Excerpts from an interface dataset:
----------------

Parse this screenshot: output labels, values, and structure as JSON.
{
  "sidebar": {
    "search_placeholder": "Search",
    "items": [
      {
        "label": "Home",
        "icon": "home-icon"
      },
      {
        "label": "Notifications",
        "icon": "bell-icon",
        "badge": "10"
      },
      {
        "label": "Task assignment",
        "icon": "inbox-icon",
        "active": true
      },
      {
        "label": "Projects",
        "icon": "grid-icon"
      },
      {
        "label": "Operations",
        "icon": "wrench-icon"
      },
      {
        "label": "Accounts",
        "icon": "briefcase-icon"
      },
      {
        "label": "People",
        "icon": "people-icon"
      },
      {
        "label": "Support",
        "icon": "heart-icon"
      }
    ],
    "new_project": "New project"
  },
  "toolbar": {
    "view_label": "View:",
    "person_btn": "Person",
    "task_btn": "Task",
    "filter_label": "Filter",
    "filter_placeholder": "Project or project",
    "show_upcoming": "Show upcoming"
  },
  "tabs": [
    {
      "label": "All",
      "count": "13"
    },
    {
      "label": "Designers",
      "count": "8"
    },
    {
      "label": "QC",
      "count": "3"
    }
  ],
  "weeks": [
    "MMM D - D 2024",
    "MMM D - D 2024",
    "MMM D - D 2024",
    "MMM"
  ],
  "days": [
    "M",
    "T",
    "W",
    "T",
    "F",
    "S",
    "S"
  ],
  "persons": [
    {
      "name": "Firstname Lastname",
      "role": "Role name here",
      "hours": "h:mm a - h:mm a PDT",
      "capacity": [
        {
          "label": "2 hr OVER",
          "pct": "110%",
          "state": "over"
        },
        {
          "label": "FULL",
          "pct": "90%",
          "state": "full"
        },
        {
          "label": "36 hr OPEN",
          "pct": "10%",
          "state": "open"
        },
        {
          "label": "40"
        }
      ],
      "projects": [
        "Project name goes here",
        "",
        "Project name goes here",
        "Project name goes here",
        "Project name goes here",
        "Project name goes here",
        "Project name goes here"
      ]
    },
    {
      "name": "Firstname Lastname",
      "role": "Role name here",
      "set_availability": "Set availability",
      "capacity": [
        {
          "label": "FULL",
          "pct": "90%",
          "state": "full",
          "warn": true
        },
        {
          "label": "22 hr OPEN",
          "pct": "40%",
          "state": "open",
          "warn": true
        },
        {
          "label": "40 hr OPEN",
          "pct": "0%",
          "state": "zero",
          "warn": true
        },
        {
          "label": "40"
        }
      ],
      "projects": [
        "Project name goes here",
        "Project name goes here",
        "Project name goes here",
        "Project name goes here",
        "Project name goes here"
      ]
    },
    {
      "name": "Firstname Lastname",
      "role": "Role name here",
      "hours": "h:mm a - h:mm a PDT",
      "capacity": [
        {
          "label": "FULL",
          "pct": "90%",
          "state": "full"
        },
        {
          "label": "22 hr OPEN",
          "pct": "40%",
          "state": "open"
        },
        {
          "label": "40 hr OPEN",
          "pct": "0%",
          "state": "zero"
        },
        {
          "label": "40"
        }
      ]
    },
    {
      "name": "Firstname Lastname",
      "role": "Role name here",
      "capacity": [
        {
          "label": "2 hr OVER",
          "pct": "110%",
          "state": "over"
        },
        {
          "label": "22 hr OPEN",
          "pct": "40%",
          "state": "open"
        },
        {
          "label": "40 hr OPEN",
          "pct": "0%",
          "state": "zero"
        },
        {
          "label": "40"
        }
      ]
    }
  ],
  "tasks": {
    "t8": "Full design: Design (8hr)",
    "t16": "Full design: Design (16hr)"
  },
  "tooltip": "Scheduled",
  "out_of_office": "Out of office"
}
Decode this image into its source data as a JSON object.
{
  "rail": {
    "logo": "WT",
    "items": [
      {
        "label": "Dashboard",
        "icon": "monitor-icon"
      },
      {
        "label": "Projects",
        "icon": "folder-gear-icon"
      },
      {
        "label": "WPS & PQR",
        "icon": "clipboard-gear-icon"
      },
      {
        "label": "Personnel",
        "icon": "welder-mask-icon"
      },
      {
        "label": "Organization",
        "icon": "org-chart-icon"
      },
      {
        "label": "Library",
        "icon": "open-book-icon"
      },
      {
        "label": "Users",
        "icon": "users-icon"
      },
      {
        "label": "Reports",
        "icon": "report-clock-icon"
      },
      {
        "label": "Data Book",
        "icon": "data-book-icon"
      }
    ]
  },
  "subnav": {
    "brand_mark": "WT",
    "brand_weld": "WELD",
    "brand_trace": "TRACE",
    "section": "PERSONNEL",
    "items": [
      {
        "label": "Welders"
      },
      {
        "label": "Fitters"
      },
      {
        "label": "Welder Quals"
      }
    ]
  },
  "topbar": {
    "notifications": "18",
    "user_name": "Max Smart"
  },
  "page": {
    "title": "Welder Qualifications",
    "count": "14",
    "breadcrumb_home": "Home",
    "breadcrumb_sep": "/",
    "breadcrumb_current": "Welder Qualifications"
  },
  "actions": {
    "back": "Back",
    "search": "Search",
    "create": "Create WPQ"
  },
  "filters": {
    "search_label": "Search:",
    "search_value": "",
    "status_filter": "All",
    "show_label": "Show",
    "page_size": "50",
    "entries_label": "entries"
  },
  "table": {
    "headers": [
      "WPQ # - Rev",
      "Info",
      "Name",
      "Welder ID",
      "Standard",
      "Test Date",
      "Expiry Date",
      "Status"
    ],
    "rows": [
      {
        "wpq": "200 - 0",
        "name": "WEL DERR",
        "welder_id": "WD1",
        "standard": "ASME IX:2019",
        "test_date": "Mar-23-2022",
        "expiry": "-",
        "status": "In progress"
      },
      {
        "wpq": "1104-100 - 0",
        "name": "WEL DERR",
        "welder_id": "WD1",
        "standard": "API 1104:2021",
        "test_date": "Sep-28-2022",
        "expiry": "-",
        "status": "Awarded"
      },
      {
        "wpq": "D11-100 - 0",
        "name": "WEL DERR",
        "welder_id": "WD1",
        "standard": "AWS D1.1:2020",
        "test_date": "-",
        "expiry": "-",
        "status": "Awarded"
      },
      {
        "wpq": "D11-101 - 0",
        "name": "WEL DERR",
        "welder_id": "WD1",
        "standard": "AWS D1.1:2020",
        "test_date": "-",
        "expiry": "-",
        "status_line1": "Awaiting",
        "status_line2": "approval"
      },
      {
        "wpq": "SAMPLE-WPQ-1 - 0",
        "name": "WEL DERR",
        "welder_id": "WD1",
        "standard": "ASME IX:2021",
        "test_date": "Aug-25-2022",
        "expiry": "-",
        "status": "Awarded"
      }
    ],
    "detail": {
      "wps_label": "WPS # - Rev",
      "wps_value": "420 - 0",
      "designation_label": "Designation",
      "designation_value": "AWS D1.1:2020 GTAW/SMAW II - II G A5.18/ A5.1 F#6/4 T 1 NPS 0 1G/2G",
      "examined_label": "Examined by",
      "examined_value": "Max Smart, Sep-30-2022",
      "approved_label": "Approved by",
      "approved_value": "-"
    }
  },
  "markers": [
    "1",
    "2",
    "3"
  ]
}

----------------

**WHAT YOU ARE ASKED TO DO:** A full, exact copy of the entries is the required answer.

**ANSWER SECTION:**
Parse this screenshot: output labels, values, and structure as JSON.
{
  "sidebar": {
    "search_placeholder": "Search",
    "items": [
      {
        "label": "Home",
        "icon": "home-icon"
      },
      {
        "label": "Notifications",
        "icon": "bell-icon",
        "badge": "10"
      },
      {
        "label": "Task assignment",
        "icon": "inbox-icon",
        "active": true
      },
      {
        "label": "Projects",
        "icon": "grid-icon"
      },
      {
        "label": "Operations",
        "icon": "wrench-icon"
      },
      {
        "label": "Accounts",
        "icon": "briefcase-icon"
      },
      {
        "label": "People",
        "icon": "people-icon"
      },
      {
        "label": "Support",
        "icon": "heart-icon"
      }
    ],
    "new_project": "New project"
  },
  "toolbar": {
    "view_label": "View:",
    "person_btn": "Person",
    "task_btn": "Task",
    "filter_label": "Filter",
    "filter_placeholder": "Project or project",
    "show_upcoming": "Show upcoming"
  },
  "tabs": [
    {
      "label": "All",
      "count": "13"
    },
    {
      "label": "Designers",
      "count": "8"
    },
    {
      "label": "QC",
      "count": "3"
    }
  ],
  "weeks": [
    "MMM D - D 2024",
    "MMM D - D 2024",
    "MMM D - D 2024",
    "MMM"
  ],
  "days": [
    "M",
    "T",
    "W",
    "T",
    "F",
    "S",
    "S"
  ],
  "persons": [
    {
      "name": "Firstname Lastname",
      "role": "Role name here",
      "hours": "h:mm a - h:mm a PDT",
      "capacity": [
        {
          "label": "2 hr OVER",
          "pct": "110%",
          "state": "over"
        },
        {
          "label": "FULL",
          "pct": "90%",
          "state": "full"
        },
        {
          "label": "36 hr OPEN",
          "pct": "10%",
          "state": "open"
        },
        {
          "label": "40"
        }
      ],
      "projects": [
        "Project name goes here",
        "",
        "Project name goes here",
        "Project name goes here",
        "Project name goes here",
        "Project name goes here",
        "Project name goes here"
      ]
    },
    {
      "name": "Firstname Lastname",
      "role": "Role name here",
      "set_availability": "Set availability",
      "capacity": [
        {
          "label": "FULL",
          "pct": "90%",
          "state": "full",
          "warn": true
        },
        {
          "label": "22 hr OPEN",
          "pct": "40%",
          "state": "open",
          "warn": true
        },
        {
          "label": "40 hr OPEN",
          "pct": "0%",
          "state": "zero",
          "warn": true
        },
        {
          "label": "40"
        }
      ],
      "projects": [
        "Project name goes here",
        "Project name goes here",
        "Project name goes here",
        "Project name goes here",
        "Project name goes here"
      ]
    },
    {
      "name": "Firstname Lastname",
      "role": "Role name here",
      "hours": "h:mm a - h:mm a PDT",
      "capacity": [
        {
          "label": "FULL",
          "pct": "90%",
          "state": "full"
        },
        {
          "label": "22 hr OPEN",
          "pct": "40%",
          "state": "open"
        },
        {
          "label": "40 hr OPEN",
          "pct": "0%",
          "state": "zero"
        },
        {
          "label": "40"
        }
      ]
    },
    {
      "name": "Firstname Lastname",
      "role": "Role name here",
      "capacity": [
        {
          "label": "2 hr OVER",
          "pct": "110%",
          "state": "over"
        },
        {
          "label": "22 hr OPEN",
          "pct": "40%",
          "state": "open"
        },
        {
          "label": "40 hr OPEN",
          "pct": "0%",
          "state": "zero"
        },
        {
          "label": "40"
        }
      ]
    }
  ],
  "tasks": {
    "t8": "Full design: Design (8hr)",
    "t16": "Full design: Design (16hr)"
  },
  "tooltip": "Scheduled",
  "out_of_office": "Out of office"
}
Decode this image into its source data as a JSON object.
{
  "rail": {
    "logo": "WT",
    "items": [
      {
        "label": "Dashboard",
        "icon": "monitor-icon"
      },
      {
        "label": "Projects",
        "icon": "folder-gear-icon"
      },
      {
        "label": "WPS & PQR",
        "icon": "clipboard-gear-icon"
      },
      {
        "label": "Personnel",
        "icon": "welder-mask-icon"
      },
      {
        "label": "Organization",
        "icon": "org-chart-icon"
      },
      {
        "label": "Library",
        "icon": "open-book-icon"
      },
      {
        "label": "Users",
        "icon": "users-icon"
      },
      {
        "label": "Reports",
        "icon": "report-clock-icon"
      },
      {
        "label": "Data Book",
        "icon": "data-book-icon"
      }
    ]
  },
  "subnav": {
    "brand_mark": "WT",
    "brand_weld": "WELD",
    "brand_trace": "TRACE",
    "section": "PERSONNEL",
    "items": [
      {
        "label": "Welders"
      },
      {
        "label": "Fitters"
      },
      {
        "label": "Welder Quals"
      }
    ]
  },
  "topbar": {
    "notifications": "18",
    "user_name": "Max Smart"
  },
  "page": {
    "title": "Welder Qualifications",
    "count": "14",
    "breadcrumb_home": "Home",
    "breadcrumb_sep": "/",
    "breadcrumb_current": "Welder Qualifications"
  },
  "actions": {
    "back": "Back",
    "search": "Search",
    "create": "Create WPQ"
  },
  "filters": {
    "search_label": "Search:",
    "search_value": "",
    "status_filter": "All",
    "show_label": "Show",
    "page_size": "50",
    "entries_label": "entries"
  },
  "table": {
    "headers": [
      "WPQ # - Rev",
      "Info",
      "Name",
      "Welder ID",
      "Standard",
      "Test Date",
      "Expiry Date",
      "Status"
    ],
    "rows": [
      {
        "wpq": "200 - 0",
        "name": "WEL DERR",
        "welder_id": "WD1",
        "standard": "ASME IX:2019",
        "test_date": "Mar-23-2022",
        "expiry": "-",
        "status": "In progress"
      },
      {
        "wpq": "1104-100 - 0",
        "name": "WEL DERR",
        "welder_id": "WD1",
        "standard": "API 1104:2021",
        "test_date": "Sep-28-2022",
        "expiry": "-",
        "status": "Awarded"
      },
      {
        "wpq": "D11-100 - 0",
        "name": "WEL DERR",
        "welder_id": "WD1",
        "standard": "AWS D1.1:2020",
        "test_date": "-",
        "expiry": "-",
        "status": "Awarded"
      },
      {
        "wpq": "D11-101 - 0",
        "name": "WEL DERR",
        "welder_id": "WD1",
        "standard": "AWS D1.1:2020",
        "test_date": "-",
        "expiry": "-",
        "status_line1": "Awaiting",
        "status_line2": "approval"
      },
      {
        "wpq": "SAMPLE-WPQ-1 - 0",
        "name": "WEL DERR",
        "welder_id": "WD1",
        "standard": "ASME IX:2021",
        "test_date": "Aug-25-2022",
        "expiry": "-",
        "status": "Awarded"
      }
    ],
    "detail": {
      "wps_label": "WPS # - Rev",
      "wps_value": "420 - 0",
      "designation_label": "Designation",
      "designation_value": "AWS D1.1:2020 GTAW/SMAW II - II G A5.18/ A5.1 F#6/4 T 1 NPS 0 1G/2G",
      "examined_label": "Examined by",
      "examined_value": "Max Smart, Sep-30-2022",
      "approved_label": "Approved by",
      "approved_value": "-"
    }
  },
  "markers": [
    "1",
    "2",
    "3"
  ]
}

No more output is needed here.